• [What the task requires] Whenever the string "icon" appears in a line below, please copy the line out.

Items from an interface collection
_ _ _ _ _ _ _

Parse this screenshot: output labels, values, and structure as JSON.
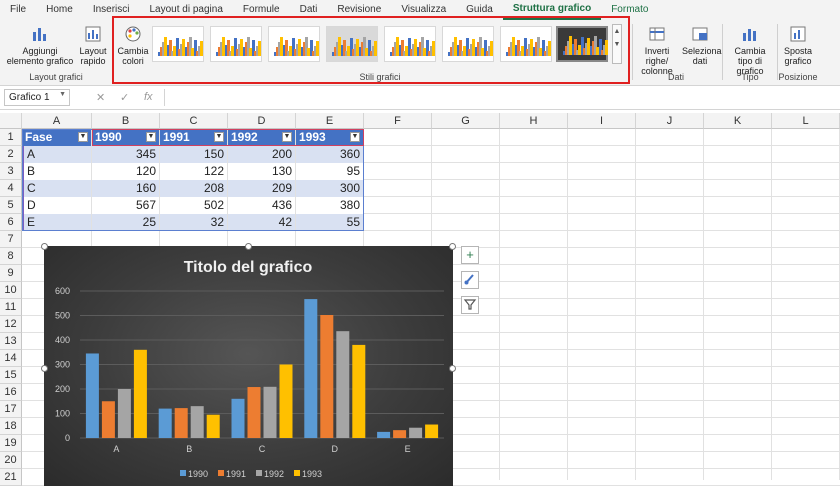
{
  "menu": {
    "tabs": [
      "File",
      "Home",
      "Inserisci",
      "Layout di pagina",
      "Formule",
      "Dati",
      "Revisione",
      "Visualizza",
      "Guida",
      "Struttura grafico",
      "Formato"
    ],
    "active": "Struttura grafico"
  },
  "ribbon": {
    "add_element": "Aggiungi elemento grafico",
    "quick_layout": "Layout rapido",
    "group_layout": "Layout grafici",
    "change_colors": "Cambia colori",
    "group_styles": "Stili grafici",
    "switch_row_col": "Inverti righe/ colonne",
    "select_data": "Seleziona dati",
    "group_data": "Dati",
    "change_type": "Cambia tipo di grafico",
    "group_type": "Tipo",
    "move_chart": "Sposta grafico",
    "group_position": "Posizione"
  },
  "formula_bar": {
    "name_box": "Grafico 1",
    "fx": "fx"
  },
  "sheet": {
    "columns": [
      "A",
      "B",
      "C",
      "D",
      "E",
      "F",
      "G",
      "H",
      "I",
      "J",
      "K",
      "L"
    ],
    "rows": [
      "1",
      "2",
      "3",
      "4",
      "5",
      "6",
      "7",
      "8",
      "9",
      "10",
      "11",
      "12",
      "13",
      "14",
      "15",
      "16",
      "17",
      "18",
      "19",
      "20",
      "21"
    ],
    "table": {
      "headers": [
        "Fase",
        "1990",
        "1991",
        "1992",
        "1993"
      ],
      "rows": [
        [
          "A",
          "345",
          "150",
          "200",
          "360"
        ],
        [
          "B",
          "120",
          "122",
          "130",
          "95"
        ],
        [
          "C",
          "160",
          "208",
          "209",
          "300"
        ],
        [
          "D",
          "567",
          "502",
          "436",
          "380"
        ],
        [
          "E",
          "25",
          "32",
          "42",
          "55"
        ]
      ]
    }
  },
  "chart_data": {
    "type": "bar",
    "title": "Titolo del grafico",
    "categories": [
      "A",
      "B",
      "C",
      "D",
      "E"
    ],
    "series": [
      {
        "name": "1990",
        "values": [
          345,
          120,
          160,
          567,
          25
        ],
        "color": "#5b9bd5"
      },
      {
        "name": "1991",
        "values": [
          150,
          122,
          208,
          502,
          32
        ],
        "color": "#ed7d31"
      },
      {
        "name": "1992",
        "values": [
          200,
          130,
          209,
          436,
          42
        ],
        "color": "#a5a5a5"
      },
      {
        "name": "1993",
        "values": [
          360,
          95,
          300,
          380,
          55
        ],
        "color": "#ffc000"
      }
    ],
    "y_ticks": [
      "0",
      "100",
      "200",
      "300",
      "400",
      "500",
      "600"
    ],
    "ylim": [
      0,
      600
    ],
    "grid": true,
    "legend": "bottom",
    "style": "dark"
  },
  "side_tools": {
    "plus_icon": "plus-icon",
    "brush_icon": "brush-icon",
    "filter_icon": "filter-icon"
  }
}
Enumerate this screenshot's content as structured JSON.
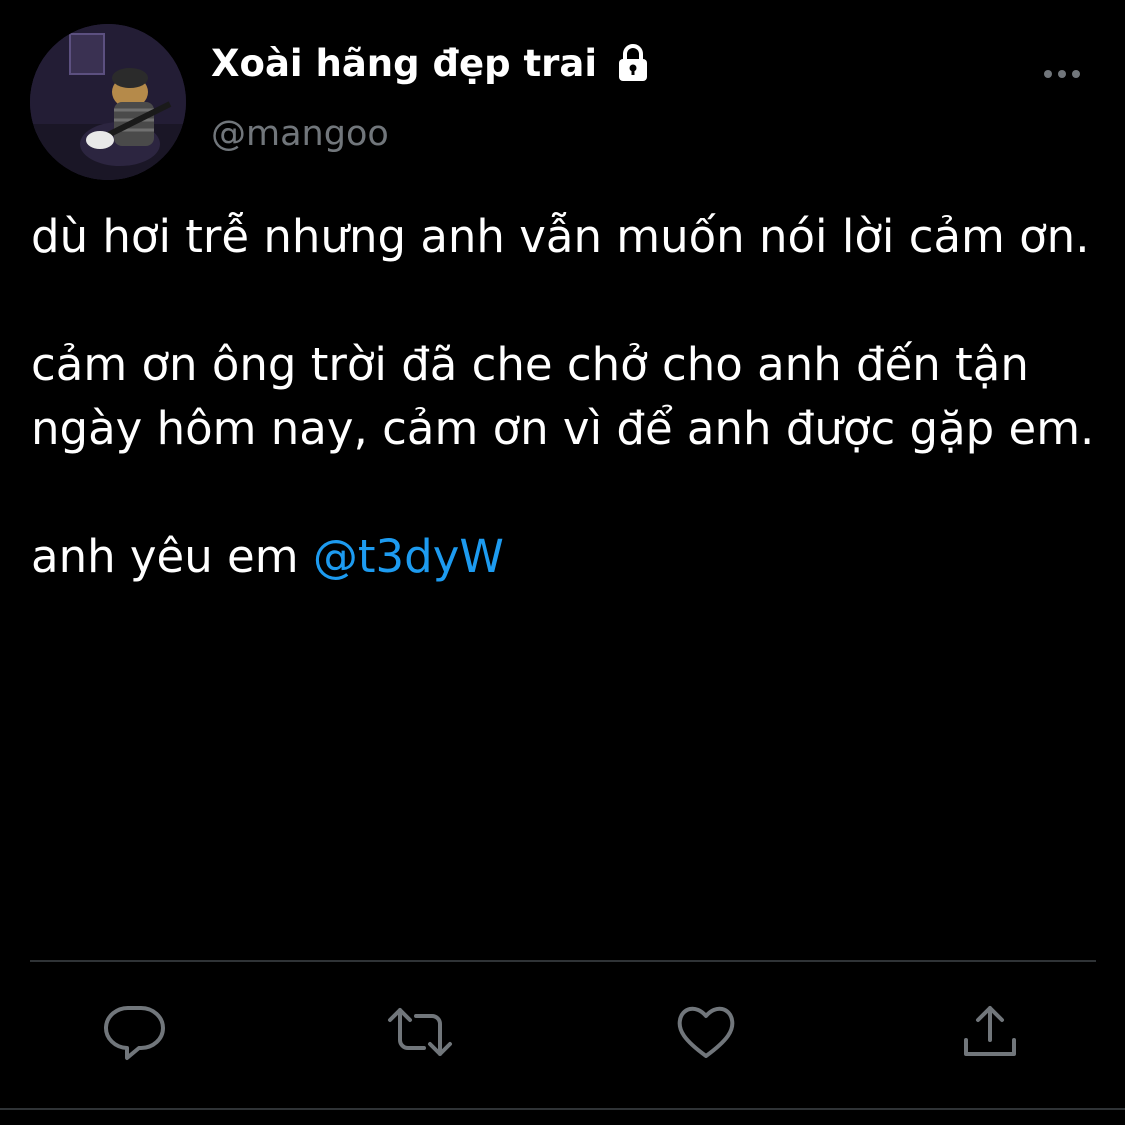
{
  "header": {
    "display_name": "Xoài hãng đẹp trai",
    "handle": "@mangoo",
    "protected_icon": "lock-icon",
    "more_icon": "more-horizontal-icon"
  },
  "tweet": {
    "paragraphs": [
      "dù hơi trễ nhưng anh vẫn muốn nói lời cảm ơn.",
      "cảm ơn ông trời đã che chở cho anh đến tận ngày hôm nay, cảm ơn vì để anh được gặp em."
    ],
    "last_line_text": "anh yêu em ",
    "mention": "@t3dyW"
  },
  "actions": {
    "reply_icon": "reply-icon",
    "retweet_icon": "retweet-icon",
    "like_icon": "heart-icon",
    "share_icon": "share-icon"
  },
  "colors": {
    "background": "#000000",
    "text": "#ffffff",
    "secondary_text": "#71767b",
    "mention": "#1d9bf0",
    "divider": "#2f3336"
  }
}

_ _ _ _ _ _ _

• [Response for this exercise]
    "plus_icon": "plus-icon",
    "brush_icon": "brush-icon",
    "filter_icon": "filter-icon"
    "protected_icon": "lock-icon",
    "more_icon": "more-horizontal-icon"
    "reply_icon": "reply-icon",
    "retweet_icon": "retweet-icon",
    "like_icon": "heart-icon",
    "share_icon": "share-icon"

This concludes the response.